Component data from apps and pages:
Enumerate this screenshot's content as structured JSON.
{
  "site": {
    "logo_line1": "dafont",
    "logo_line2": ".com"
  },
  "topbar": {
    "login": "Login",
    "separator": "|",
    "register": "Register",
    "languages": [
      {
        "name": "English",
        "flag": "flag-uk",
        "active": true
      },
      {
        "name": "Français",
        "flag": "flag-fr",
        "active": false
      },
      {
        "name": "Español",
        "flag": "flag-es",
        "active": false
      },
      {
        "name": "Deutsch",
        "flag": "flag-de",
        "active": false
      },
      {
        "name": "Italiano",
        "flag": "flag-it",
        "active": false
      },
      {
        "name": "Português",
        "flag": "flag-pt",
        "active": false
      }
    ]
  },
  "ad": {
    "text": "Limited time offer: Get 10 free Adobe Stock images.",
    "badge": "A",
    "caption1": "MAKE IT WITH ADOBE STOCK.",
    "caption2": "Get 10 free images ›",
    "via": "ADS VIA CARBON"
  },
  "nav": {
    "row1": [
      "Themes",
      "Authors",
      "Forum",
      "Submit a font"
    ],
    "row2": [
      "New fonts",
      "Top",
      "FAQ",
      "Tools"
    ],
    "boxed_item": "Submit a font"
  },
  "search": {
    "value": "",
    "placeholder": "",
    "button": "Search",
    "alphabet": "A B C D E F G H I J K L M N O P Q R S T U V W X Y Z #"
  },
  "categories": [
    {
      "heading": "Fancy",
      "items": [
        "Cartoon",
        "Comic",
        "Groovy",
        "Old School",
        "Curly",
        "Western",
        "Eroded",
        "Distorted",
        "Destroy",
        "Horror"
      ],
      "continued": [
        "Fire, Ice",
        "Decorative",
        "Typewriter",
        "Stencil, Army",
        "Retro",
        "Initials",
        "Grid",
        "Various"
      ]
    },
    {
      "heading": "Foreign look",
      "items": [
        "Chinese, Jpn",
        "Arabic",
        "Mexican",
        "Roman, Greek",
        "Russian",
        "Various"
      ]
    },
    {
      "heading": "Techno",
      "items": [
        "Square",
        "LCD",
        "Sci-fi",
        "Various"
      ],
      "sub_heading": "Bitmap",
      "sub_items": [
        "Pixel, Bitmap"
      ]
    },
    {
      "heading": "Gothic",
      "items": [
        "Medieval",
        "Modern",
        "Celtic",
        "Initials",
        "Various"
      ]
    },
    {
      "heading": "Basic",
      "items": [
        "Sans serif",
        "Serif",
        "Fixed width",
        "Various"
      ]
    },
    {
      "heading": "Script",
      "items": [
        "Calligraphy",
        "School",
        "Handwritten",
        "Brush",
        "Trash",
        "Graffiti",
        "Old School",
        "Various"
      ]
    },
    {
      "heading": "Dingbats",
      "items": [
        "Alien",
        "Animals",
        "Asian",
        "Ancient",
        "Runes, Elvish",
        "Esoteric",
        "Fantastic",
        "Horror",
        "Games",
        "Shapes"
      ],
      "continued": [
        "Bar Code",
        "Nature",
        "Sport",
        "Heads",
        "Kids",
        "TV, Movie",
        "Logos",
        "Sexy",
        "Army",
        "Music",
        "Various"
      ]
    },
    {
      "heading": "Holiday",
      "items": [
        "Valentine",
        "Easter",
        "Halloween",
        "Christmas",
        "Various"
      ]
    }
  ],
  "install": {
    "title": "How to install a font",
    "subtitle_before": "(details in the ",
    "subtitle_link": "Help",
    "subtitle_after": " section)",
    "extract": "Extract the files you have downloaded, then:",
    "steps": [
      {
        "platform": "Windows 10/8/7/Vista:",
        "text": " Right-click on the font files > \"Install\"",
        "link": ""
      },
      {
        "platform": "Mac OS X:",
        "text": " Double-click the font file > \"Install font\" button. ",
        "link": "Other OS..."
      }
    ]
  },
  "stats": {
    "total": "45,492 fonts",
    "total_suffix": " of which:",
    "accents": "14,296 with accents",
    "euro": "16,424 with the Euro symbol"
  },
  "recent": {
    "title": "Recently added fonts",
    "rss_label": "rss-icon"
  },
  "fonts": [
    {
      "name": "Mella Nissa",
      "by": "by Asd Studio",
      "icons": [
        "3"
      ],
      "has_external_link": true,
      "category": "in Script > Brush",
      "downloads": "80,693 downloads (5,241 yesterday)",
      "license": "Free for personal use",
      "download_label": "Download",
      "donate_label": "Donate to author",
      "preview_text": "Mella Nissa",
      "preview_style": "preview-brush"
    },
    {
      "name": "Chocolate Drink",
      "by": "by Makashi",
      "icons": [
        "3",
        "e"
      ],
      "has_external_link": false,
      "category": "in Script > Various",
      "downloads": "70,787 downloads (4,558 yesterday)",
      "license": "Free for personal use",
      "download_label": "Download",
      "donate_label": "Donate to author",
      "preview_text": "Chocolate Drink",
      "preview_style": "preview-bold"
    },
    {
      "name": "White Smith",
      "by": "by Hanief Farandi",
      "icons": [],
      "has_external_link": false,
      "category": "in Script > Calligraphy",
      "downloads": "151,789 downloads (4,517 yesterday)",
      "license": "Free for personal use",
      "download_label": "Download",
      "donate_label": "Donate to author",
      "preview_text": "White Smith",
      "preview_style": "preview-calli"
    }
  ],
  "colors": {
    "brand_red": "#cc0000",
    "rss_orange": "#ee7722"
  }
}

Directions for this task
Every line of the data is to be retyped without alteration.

Response
Enumerate this screenshot's content as structured JSON.
{
  "site": {
    "logo_line1": "dafont",
    "logo_line2": ".com"
  },
  "topbar": {
    "login": "Login",
    "separator": "|",
    "register": "Register",
    "languages": [
      {
        "name": "English",
        "flag": "flag-uk",
        "active": true
      },
      {
        "name": "Français",
        "flag": "flag-fr",
        "active": false
      },
      {
        "name": "Español",
        "flag": "flag-es",
        "active": false
      },
      {
        "name": "Deutsch",
        "flag": "flag-de",
        "active": false
      },
      {
        "name": "Italiano",
        "flag": "flag-it",
        "active": false
      },
      {
        "name": "Português",
        "flag": "flag-pt",
        "active": false
      }
    ]
  },
  "ad": {
    "text": "Limited time offer: Get 10 free Adobe Stock images.",
    "badge": "A",
    "caption1": "MAKE IT WITH ADOBE STOCK.",
    "caption2": "Get 10 free images ›",
    "via": "ADS VIA CARBON"
  },
  "nav": {
    "row1": [
      "Themes",
      "Authors",
      "Forum",
      "Submit a font"
    ],
    "row2": [
      "New fonts",
      "Top",
      "FAQ",
      "Tools"
    ],
    "boxed_item": "Submit a font"
  },
  "search": {
    "value": "",
    "placeholder": "",
    "button": "Search",
    "alphabet": "A B C D E F G H I J K L M N O P Q R S T U V W X Y Z #"
  },
  "categories": [
    {
      "heading": "Fancy",
      "items": [
        "Cartoon",
        "Comic",
        "Groovy",
        "Old School",
        "Curly",
        "Western",
        "Eroded",
        "Distorted",
        "Destroy",
        "Horror"
      ],
      "continued": [
        "Fire, Ice",
        "Decorative",
        "Typewriter",
        "Stencil, Army",
        "Retro",
        "Initials",
        "Grid",
        "Various"
      ]
    },
    {
      "heading": "Foreign look",
      "items": [
        "Chinese, Jpn",
        "Arabic",
        "Mexican",
        "Roman, Greek",
        "Russian",
        "Various"
      ]
    },
    {
      "heading": "Techno",
      "items": [
        "Square",
        "LCD",
        "Sci-fi",
        "Various"
      ],
      "sub_heading": "Bitmap",
      "sub_items": [
        "Pixel, Bitmap"
      ]
    },
    {
      "heading": "Gothic",
      "items": [
        "Medieval",
        "Modern",
        "Celtic",
        "Initials",
        "Various"
      ]
    },
    {
      "heading": "Basic",
      "items": [
        "Sans serif",
        "Serif",
        "Fixed width",
        "Various"
      ]
    },
    {
      "heading": "Script",
      "items": [
        "Calligraphy",
        "School",
        "Handwritten",
        "Brush",
        "Trash",
        "Graffiti",
        "Old School",
        "Various"
      ]
    },
    {
      "heading": "Dingbats",
      "items": [
        "Alien",
        "Animals",
        "Asian",
        "Ancient",
        "Runes, Elvish",
        "Esoteric",
        "Fantastic",
        "Horror",
        "Games",
        "Shapes"
      ],
      "continued": [
        "Bar Code",
        "Nature",
        "Sport",
        "Heads",
        "Kids",
        "TV, Movie",
        "Logos",
        "Sexy",
        "Army",
        "Music",
        "Various"
      ]
    },
    {
      "heading": "Holiday",
      "items": [
        "Valentine",
        "Easter",
        "Halloween",
        "Christmas",
        "Various"
      ]
    }
  ],
  "install": {
    "title": "How to install a font",
    "subtitle_before": "(details in the ",
    "subtitle_link": "Help",
    "subtitle_after": " section)",
    "extract": "Extract the files you have downloaded, then:",
    "steps": [
      {
        "platform": "Windows 10/8/7/Vista:",
        "text": " Right-click on the font files > \"Install\"",
        "link": ""
      },
      {
        "platform": "Mac OS X:",
        "text": " Double-click the font file > \"Install font\" button. ",
        "link": "Other OS..."
      }
    ]
  },
  "stats": {
    "total": "45,492 fonts",
    "total_suffix": " of which:",
    "accents": "14,296 with accents",
    "euro": "16,424 with the Euro symbol"
  },
  "recent": {
    "title": "Recently added fonts",
    "rss_label": "rss-icon"
  },
  "fonts": [
    {
      "name": "Mella Nissa",
      "by": "by Asd Studio",
      "icons": [
        "3"
      ],
      "has_external_link": true,
      "category": "in Script > Brush",
      "downloads": "80,693 downloads (5,241 yesterday)",
      "license": "Free for personal use",
      "download_label": "Download",
      "donate_label": "Donate to author",
      "preview_text": "Mella Nissa",
      "preview_style": "preview-brush"
    },
    {
      "name": "Chocolate Drink",
      "by": "by Makashi",
      "icons": [
        "3",
        "e"
      ],
      "has_external_link": false,
      "category": "in Script > Various",
      "downloads": "70,787 downloads (4,558 yesterday)",
      "license": "Free for personal use",
      "download_label": "Download",
      "donate_label": "Donate to author",
      "preview_text": "Chocolate Drink",
      "preview_style": "preview-bold"
    },
    {
      "name": "White Smith",
      "by": "by Hanief Farandi",
      "icons": [],
      "has_external_link": false,
      "category": "in Script > Calligraphy",
      "downloads": "151,789 downloads (4,517 yesterday)",
      "license": "Free for personal use",
      "download_label": "Download",
      "donate_label": "Donate to author",
      "preview_text": "White Smith",
      "preview_style": "preview-calli"
    }
  ],
  "colors": {
    "brand_red": "#cc0000",
    "rss_orange": "#ee7722"
  }
}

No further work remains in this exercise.